-Scott Fitzgerald, from The Beautiful and Damned
When I think of my favorite classics, I remember how much joy they brought me. Growing up I read The Velveteen Rabbit and Too Much Noise, and growing older I read The Little House in the Big Woods, The Tale of Peter Rabbit, The Great Gatsby, A Christmas Carol, Paradise Lost, The Pilgrim’s Progress, Pride and Prejudice, Jane Eyre … I could keep going.
I know a book is classic when it is intelligent, when it soothes or inspires me, and when it has clear transitions between its characters’ development, plot progression, and moral teachings. There is no plot summary that can satisfy the definition of a classic, but when readers from the next generations remember the most famous lines from a book, the book has survived into longevity:
- “It is a truth universally acknowledged, that a single man in possession of a good fortune must be in want of a wife.” (Pride & Prejudice)
- “It was the best of times, it was the worst of times.” (A Tale of Two Cities)
- “Call me Ishmael.” (Moby Dick)
- “You may go into the fields or down the lane, but don’t go into Mr. McGregor’s garden.” (The Tale of Peter Rabbit)
That, my friends, is the definition of a classic. I am proud to be one of the readers to enjoy and pass on these tales of wonder.
One would think a goose to be a terribly insufficient role model for a writer, but this goose is a particular inspiration of mine. She is from the novel Whittington, by Alan Armstrong, who has reconstructed the tale of Dick Whittington and his cat in this modern adaptation with farm animals. The best animal among them is the goose, whose name is Lady and who carries herself with such dignity as to command all others’ respect for her.
Here is the excerpt which I found so diverting:
It was a curious thing, the Lady’s authority. The horses obeyed her, along with everyone else except the rats. What gave her power was how steady she was. She never rushed; she was always sure, she took responsibility.

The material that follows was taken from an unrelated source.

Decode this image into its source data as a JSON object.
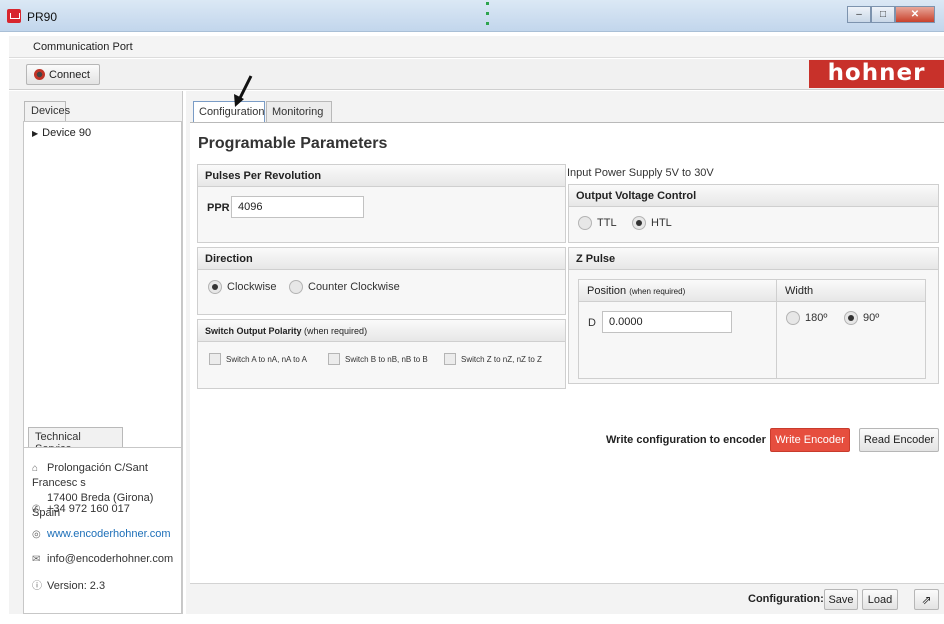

When something came up, she said what to do. Presence of mind counts for a lot in this world. The Lady was as confident of her judgment as she was of her beauty. Nothing so improves the appearance as a good opinion of oneself.
It is commanding enough to be a sermon or Sunday school lesson. Whenever there is an inspirational message or motivational piece, there should always be an example of model character. This goose is by no means real, but she is a genuinely wonderful model character.
The curious thing about the Lady is that she’s particularly ugly; though she has clipped wings, a lopsided gait, and an irregular shading of colored feathers, she does command the respect of those around her, and that is the admirable quality which I find so comforting and inspiring.
I think that even the best of preachers would give an example like this to encourage their audience. Thanks to Alan Armstrong for creating such a good character.